Volleyball a family affair for Hegerles

Jamestown, N.D. - On Sunday night, Jon and Sara Hegerle were on the couch with their oldest daughter Josie and two youngest daughters Grace and Edie, watching film of volleyball matches.

It’s not all volleyball all the time for this family, but it’s close. Jon is the head coach for the University of Jamestown volleyball team, Sara is the head coach for the Jamestown High School volleyball team and Josie is the North Dakota West Region high school volleyball player of the year.

Sara, Josie and the rest of the Jamestown team will play an opening round match today in the Class A state tournament at Minot.

“Just another night at the Hegerle house,” Sara joked. “Well, we’re probably dorks, but it’s always kind of been that way.”

Josie doesn’t remember things any other way.

“I grew up with a ball in my hand,” she said. “I wouldn’t have wanted it any other way. Volleyball is a big part of our family’s life. It always has been.”

The formula has worked quite nicely, whether the colors are blue and white or orange and black.

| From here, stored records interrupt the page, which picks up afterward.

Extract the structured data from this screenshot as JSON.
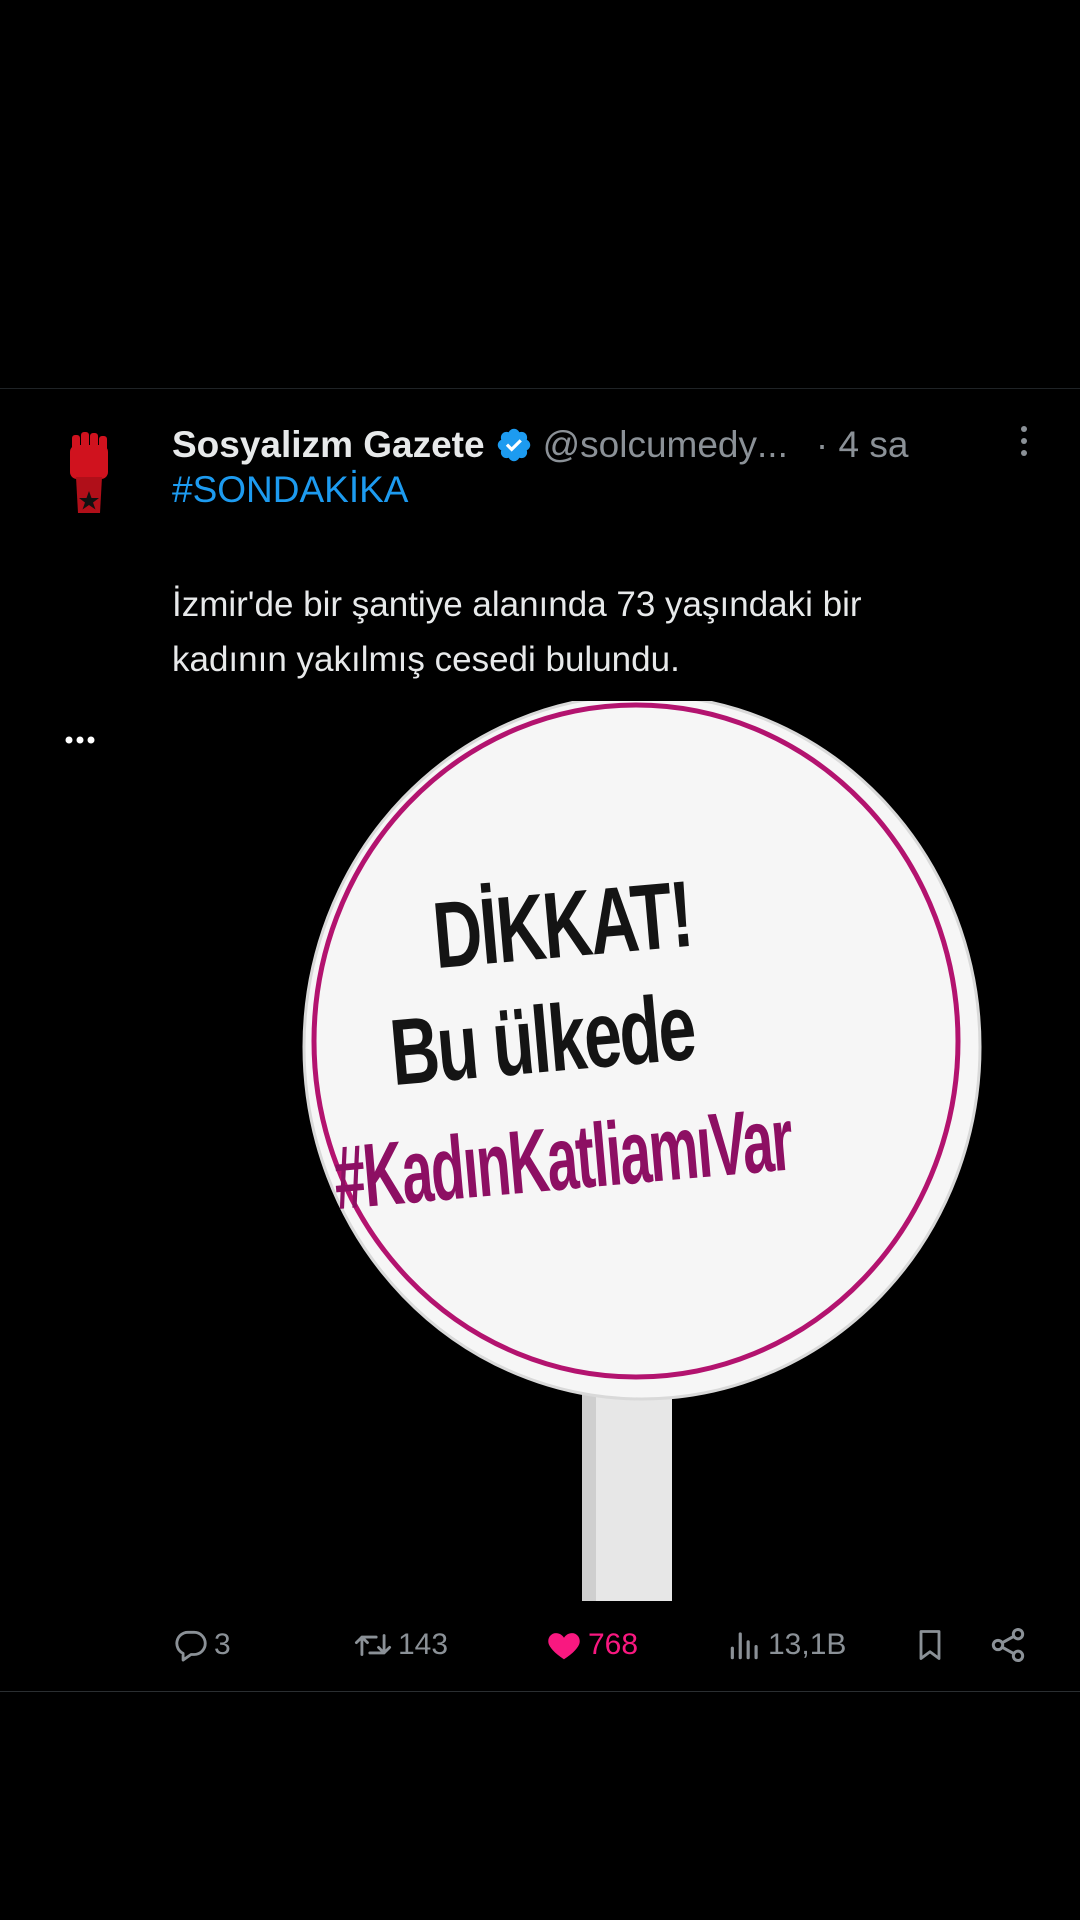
{
  "tweet": {
    "display_name": "Sosyalizm Gazete",
    "handle": "@solcumedy",
    "handle_truncation": "...",
    "timestamp": "· 4 sa",
    "hashtag": "#SONDAKİKA",
    "body_line1": "İzmir'de bir şantiye alanında 73 yaşındaki bir",
    "body_line2": "kadının yakılmış cesedi bulundu.",
    "media": {
      "sign_line1": "DİKKAT!",
      "sign_line2": "Bu ülkede",
      "sign_line3": "#KadınKatliamıVar"
    },
    "actions": {
      "reply_count": "3",
      "retweet_count": "143",
      "like_count": "768",
      "views_count": "13,1B"
    }
  },
  "icons": {
    "verified": "verified-badge-icon",
    "more": "more-vertical-icon",
    "reply": "reply-icon",
    "retweet": "retweet-icon",
    "like": "heart-icon",
    "views": "views-icon",
    "bookmark": "bookmark-icon",
    "share": "share-icon"
  },
  "colors": {
    "background": "#000000",
    "text_primary": "#e7e9ea",
    "text_secondary": "#8b9197",
    "link": "#1d9bf0",
    "like": "#f91880",
    "sign_accent": "#b3136f",
    "avatar_red": "#d0121e"
  }
}
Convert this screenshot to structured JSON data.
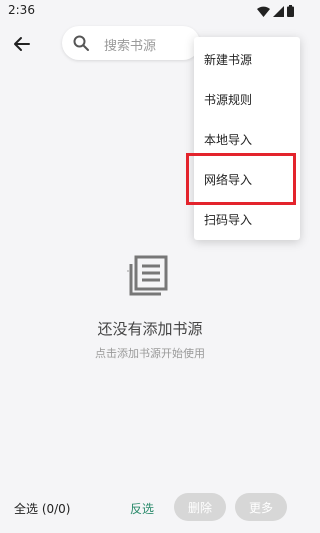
{
  "status_bar": {
    "time": "2:36"
  },
  "search": {
    "placeholder": "搜索书源"
  },
  "empty_state": {
    "title": "还没有添加书源",
    "subtitle": "点击添加书源开始使用"
  },
  "menu": {
    "items": [
      {
        "label": "新建书源"
      },
      {
        "label": "书源规则"
      },
      {
        "label": "本地导入"
      },
      {
        "label": "网络导入"
      },
      {
        "label": "扫码导入"
      }
    ]
  },
  "bottom_bar": {
    "select_all": "全选 (0/0)",
    "invert": "反选",
    "delete": "删除",
    "more": "更多"
  },
  "colors": {
    "accent": "#2a8a6b",
    "highlight": "#e3232c",
    "disabled_button": "#d7d7d7"
  }
}
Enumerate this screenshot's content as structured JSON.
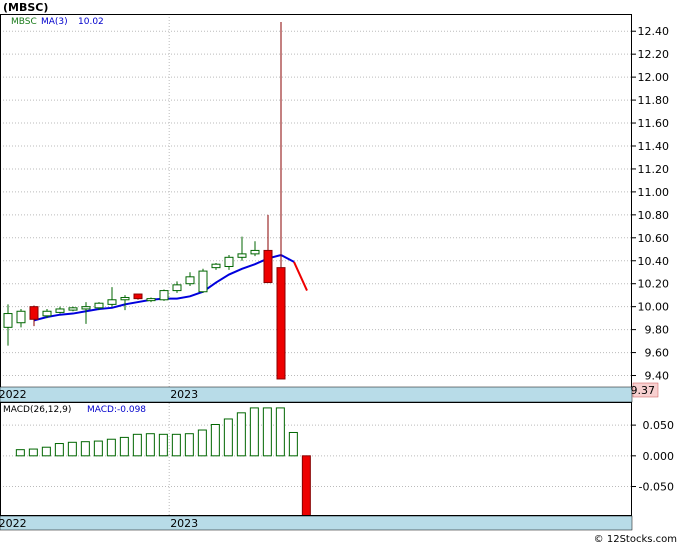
{
  "chart_data": [
    {
      "type": "candlestick",
      "title": "(MBSC)",
      "ticker": "MBSC",
      "ma_label": "MA(3)",
      "ma_value": "10.02",
      "last_price": "9.37",
      "ylim": [
        9.3,
        12.55
      ],
      "y_ticks": [
        {
          "v": 9.4,
          "label": "9.40"
        },
        {
          "v": 9.6,
          "label": "9.60"
        },
        {
          "v": 9.8,
          "label": "9.80"
        },
        {
          "v": 10.0,
          "label": "10.00"
        },
        {
          "v": 10.2,
          "label": "10.20"
        },
        {
          "v": 10.4,
          "label": "10.40"
        },
        {
          "v": 10.6,
          "label": "10.60"
        },
        {
          "v": 10.8,
          "label": "10.80"
        },
        {
          "v": 11.0,
          "label": "11.00"
        },
        {
          "v": 11.2,
          "label": "11.20"
        },
        {
          "v": 11.4,
          "label": "11.40"
        },
        {
          "v": 11.6,
          "label": "11.60"
        },
        {
          "v": 11.8,
          "label": "11.80"
        },
        {
          "v": 12.0,
          "label": "12.00"
        },
        {
          "v": 12.2,
          "label": "12.20"
        },
        {
          "v": 12.4,
          "label": "12.40"
        }
      ],
      "x_labels": [
        {
          "label": "2022",
          "index": -0.8
        },
        {
          "label": "2023",
          "index": 12.4
        }
      ],
      "candles": [
        {
          "o": 9.82,
          "h": 10.02,
          "l": 9.66,
          "c": 9.94,
          "up": true
        },
        {
          "o": 9.86,
          "h": 9.98,
          "l": 9.82,
          "c": 9.96,
          "up": true
        },
        {
          "o": 10.0,
          "h": 10.01,
          "l": 9.83,
          "c": 9.89,
          "up": false
        },
        {
          "o": 9.92,
          "h": 9.98,
          "l": 9.9,
          "c": 9.96,
          "up": true
        },
        {
          "o": 9.95,
          "h": 10.0,
          "l": 9.94,
          "c": 9.98,
          "up": true
        },
        {
          "o": 9.97,
          "h": 10.0,
          "l": 9.96,
          "c": 9.99,
          "up": true
        },
        {
          "o": 9.98,
          "h": 10.04,
          "l": 9.85,
          "c": 10.0,
          "up": true
        },
        {
          "o": 9.99,
          "h": 10.04,
          "l": 9.97,
          "c": 10.03,
          "up": true
        },
        {
          "o": 10.02,
          "h": 10.17,
          "l": 10.0,
          "c": 10.06,
          "up": true
        },
        {
          "o": 10.06,
          "h": 10.1,
          "l": 9.97,
          "c": 10.08,
          "up": true
        },
        {
          "o": 10.11,
          "h": 10.11,
          "l": 10.06,
          "c": 10.07,
          "up": false
        },
        {
          "o": 10.07,
          "h": 10.08,
          "l": 10.04,
          "c": 10.06,
          "up": true
        },
        {
          "o": 10.06,
          "h": 10.15,
          "l": 10.05,
          "c": 10.14,
          "up": true
        },
        {
          "o": 10.14,
          "h": 10.22,
          "l": 10.12,
          "c": 10.19,
          "up": true
        },
        {
          "o": 10.2,
          "h": 10.3,
          "l": 10.18,
          "c": 10.26,
          "up": true
        },
        {
          "o": 10.13,
          "h": 10.33,
          "l": 10.12,
          "c": 10.31,
          "up": true
        },
        {
          "o": 10.34,
          "h": 10.38,
          "l": 10.32,
          "c": 10.37,
          "up": true
        },
        {
          "o": 10.35,
          "h": 10.45,
          "l": 10.32,
          "c": 10.43,
          "up": true
        },
        {
          "o": 10.43,
          "h": 10.61,
          "l": 10.4,
          "c": 10.46,
          "up": true
        },
        {
          "o": 10.46,
          "h": 10.57,
          "l": 10.44,
          "c": 10.49,
          "up": true
        },
        {
          "o": 10.49,
          "h": 10.8,
          "l": 10.21,
          "c": 10.21,
          "up": false
        },
        {
          "o": 10.34,
          "h": 12.48,
          "l": 9.37,
          "c": 9.37,
          "up": false
        }
      ],
      "ma": [
        9.88,
        9.91,
        9.93,
        9.94,
        9.96,
        9.98,
        9.99,
        10.02,
        10.04,
        10.06,
        10.07,
        10.07,
        10.09,
        10.13,
        10.21,
        10.28,
        10.33,
        10.37,
        10.42,
        10.45,
        10.39,
        10.14
      ]
    },
    {
      "type": "bar",
      "title": "MACD(26,12,9)",
      "macd_label": "MACD:-0.098",
      "ylim": [
        -0.098,
        0.086
      ],
      "y_ticks": [
        {
          "v": 0.05,
          "label": "0.050"
        },
        {
          "v": 0.0,
          "label": "0.000"
        },
        {
          "v": -0.05,
          "label": "-0.050"
        }
      ],
      "x_labels": [
        {
          "label": "2022",
          "index": -0.8
        },
        {
          "label": "2023",
          "index": 12.4
        }
      ],
      "values": [
        0.01,
        0.011,
        0.014,
        0.02,
        0.022,
        0.023,
        0.024,
        0.027,
        0.03,
        0.035,
        0.036,
        0.035,
        0.035,
        0.036,
        0.042,
        0.051,
        0.06,
        0.07,
        0.078,
        0.078,
        0.078,
        0.038,
        -0.098
      ]
    }
  ],
  "footer": {
    "copyright": "© 12Stocks.com"
  }
}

Sara has piloted the Blue Jays to consecutive state tournaments for the first time in school history.

Jon has a 119-52 record in five years leading the Jimmies.

Josie, who has amassed 818 assists, 130 kills, 47 blocks and 36 aces this season, has one last weekend playing for her mom, then will head off for college, although that is unlikely to be in Jamestown.

“It’s tough having your mom, or your dad for that matter, as your coach,” Sara said. “You have to try and separate it out to some degree, so there’s a fine line you try to walk.

“That’s not to say we haven’t enjoyed it, because we have. But we’ll enjoy it when it ends, too.”

Having a parent as a coach isn’t a big deal because it’s always been that way, Josie said.

“Maybe it means there’s higher expectations, but I’d want to do well no matter who my coach is,” Josie said. “I guess the difference is when we go home my coach is going to be there.”

There is a balance to strike, and they try to separate it as much as possible.

“There are times where Josie needs a parent and not a coach. She’s a pretty well-adjusted kid, but it doesn’t need to be – and it shouldn’t always be – about volleyball,” Jon said. “You have to be able to keep things in some perspective and we work on doing that.”

Occasionally, that means they agree to disagree in certain situations.

“We talk about things and sometimes they might disagree more with each other than I would with them, but we all want the same thing and that’s what’s best for the team,” Josie said. “We always come to agree on that.”

Selvig writes for the Jamestown Sun